The panel discussed many aspects of NCNR User Group (NUG) activities with both NCNR facility management and with the NUG chair. The NUG Executive Committee, about half of whose members were recently elected, evinced an impressive vibrancy and commitment to the work of the committee. Three areas of NUG activity were assessed: advocacy of user needs to NCNR management, advocacy of NCNR facility needs to the U.S. government, and facilitation of the user needs survey.
Users find NCNR management to be receptive and responsive to many and varied concerns, from data acquisition to office space to child care. Since the NCNR expansion, there have been few user concerns to report; nevertheless, several aspects of user
experience have been improved. For example, the facility has implemented a new data access policy that will make retrieval easier from offsite. More significantly, the user community expressed the desire to be more involved with strategic planning and setting a long-term vision for NCNR, perhaps through a user group meeting that could be held despite difficulties arising from current federal travel budget restrictions. Possible approaches include working through regular meetings convened in the areas of materials (MRS [Materials Research Society] and APS [American Physical Society]) and neutron scattering (ACNS [American Conference on Neutron Scattering] and ICNS) to bring NCNR users and potential users into the planning process.
The chair of the NUG Executive Committee evinced the NUG’s impressive commitment to advocacy for neutron science in Washington, D.C. Better articulation of NUG’s role in the National User Facility Organization (NUFO) will help NUG to amplify its voice to law and policy makers. The Neutron Scattering Society of America, in which NUG members are quite active, provides additional advocacy flows to the benefit of neutron scatterers and facilities. The NUG Executive Committee has a good mixture of practitioners and early-career and experienced people for effective advocacy.
The NUG is ready and eager to create a new user-needs survey as a follow-up to surveys in 2007 and 2011. The needs of industrial, academic, and government users should be identified to capitalize on the NCNR’s special mission advantages in serving industry. The NIST deputy director for laboratory programs confirmed an increased emphasis at NIST on serving the manufacturing community.
Beam Time Allocation Committee
In general, the merit review of beam time proposals is effective and efficient. The Beam Time Allocation Committee (BTAC) chair discussed her committee’s work with the panel by phone. The NCNR’s practice to group proposals by similar instruments is working well. The BTAC carries an extraordinarily heavy load in SANS (38 percent) and Large Scale Structure (57 percent) proposals, but recruitment to the committee appears to meet the needs well. Although the BTAC is advisory to the NCNR director, the committee feels empowered in the review process by the openness and freedom in ranking proposals; the chair conveyed the impression that BTAC decisions are not overruled by management.
EDUCATION AND OUTREACH
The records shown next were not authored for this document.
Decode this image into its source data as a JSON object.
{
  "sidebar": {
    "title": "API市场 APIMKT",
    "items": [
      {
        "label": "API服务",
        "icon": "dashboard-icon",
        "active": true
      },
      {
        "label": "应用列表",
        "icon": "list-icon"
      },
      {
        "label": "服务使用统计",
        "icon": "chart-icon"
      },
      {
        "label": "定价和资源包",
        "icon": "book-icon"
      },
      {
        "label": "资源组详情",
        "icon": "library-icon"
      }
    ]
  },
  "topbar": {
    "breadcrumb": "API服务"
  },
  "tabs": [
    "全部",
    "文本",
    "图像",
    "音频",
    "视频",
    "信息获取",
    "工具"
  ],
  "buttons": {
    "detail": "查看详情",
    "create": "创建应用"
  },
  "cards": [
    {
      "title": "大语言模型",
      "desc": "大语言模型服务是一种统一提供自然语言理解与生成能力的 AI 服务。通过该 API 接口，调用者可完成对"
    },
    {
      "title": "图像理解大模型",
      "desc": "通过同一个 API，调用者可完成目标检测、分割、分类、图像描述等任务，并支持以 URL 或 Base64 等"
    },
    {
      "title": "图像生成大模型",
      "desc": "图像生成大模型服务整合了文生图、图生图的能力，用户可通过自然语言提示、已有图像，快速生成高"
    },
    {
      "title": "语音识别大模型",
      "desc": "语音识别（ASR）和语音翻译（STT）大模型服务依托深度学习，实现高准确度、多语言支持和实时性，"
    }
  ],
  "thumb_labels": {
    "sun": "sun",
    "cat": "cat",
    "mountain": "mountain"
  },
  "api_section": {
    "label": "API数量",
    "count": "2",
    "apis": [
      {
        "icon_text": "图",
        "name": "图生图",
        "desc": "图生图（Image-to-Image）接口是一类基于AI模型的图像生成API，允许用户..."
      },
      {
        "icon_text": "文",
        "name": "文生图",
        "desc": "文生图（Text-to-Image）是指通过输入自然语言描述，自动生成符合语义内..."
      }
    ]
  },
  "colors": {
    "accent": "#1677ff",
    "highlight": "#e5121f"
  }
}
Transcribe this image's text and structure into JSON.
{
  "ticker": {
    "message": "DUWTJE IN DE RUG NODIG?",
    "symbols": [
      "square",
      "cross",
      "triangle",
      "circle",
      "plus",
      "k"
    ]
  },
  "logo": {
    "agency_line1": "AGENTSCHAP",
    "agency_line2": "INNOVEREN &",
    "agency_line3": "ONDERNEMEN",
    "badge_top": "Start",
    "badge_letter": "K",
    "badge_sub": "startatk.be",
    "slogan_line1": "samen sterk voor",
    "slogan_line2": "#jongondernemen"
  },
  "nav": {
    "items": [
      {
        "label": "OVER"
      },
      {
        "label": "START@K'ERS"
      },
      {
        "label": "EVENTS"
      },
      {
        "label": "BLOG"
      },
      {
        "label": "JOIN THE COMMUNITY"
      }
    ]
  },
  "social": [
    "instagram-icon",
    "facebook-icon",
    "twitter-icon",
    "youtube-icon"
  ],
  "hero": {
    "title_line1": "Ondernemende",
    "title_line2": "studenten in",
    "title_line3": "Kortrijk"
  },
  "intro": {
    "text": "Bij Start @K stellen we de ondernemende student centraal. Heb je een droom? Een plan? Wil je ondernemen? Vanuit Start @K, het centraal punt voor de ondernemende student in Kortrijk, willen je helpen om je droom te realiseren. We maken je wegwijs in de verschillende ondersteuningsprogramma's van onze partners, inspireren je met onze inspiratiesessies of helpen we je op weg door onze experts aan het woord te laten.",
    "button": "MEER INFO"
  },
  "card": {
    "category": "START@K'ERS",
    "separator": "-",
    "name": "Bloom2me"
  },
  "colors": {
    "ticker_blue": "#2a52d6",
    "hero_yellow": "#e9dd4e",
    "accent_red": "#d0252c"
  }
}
The NIST education and outreach program is particularly strong and effective. Several NCNR outreach initiatives were highlighted. For K-8, NIST implements a variety of tried-and-true programs (e.g., USA Science and Engineering Festival and Bring Your Sons and Daughters to Work Day); and innovative programs (e.g., Adventures in Science and a Boy Scout nuclear science merit badge). The NCNR’s high school summer intern program has hosted 25 students since 2008, and its strong undergraduate summer research fellowship has hosted 85 students since 2000 with impressive records: 23 publications and 82 percent of eligible students have gone to graduate school. Another vital education program for U.S. science is the CHRNS Summer Neutron Scattering School. NIST also fosters outreach through laboratory tours for a range of student ages.
Other important and innovative outreach activities include a Summer Institute for Science Middle School Teachers and a Research Experience for Teachers. These programs are self-propagating: teaching the teachers is always an efficient way to promote science education in K-12 schools—an area that is important and in need of support in this country. NIST’s efforts in this area are commendable.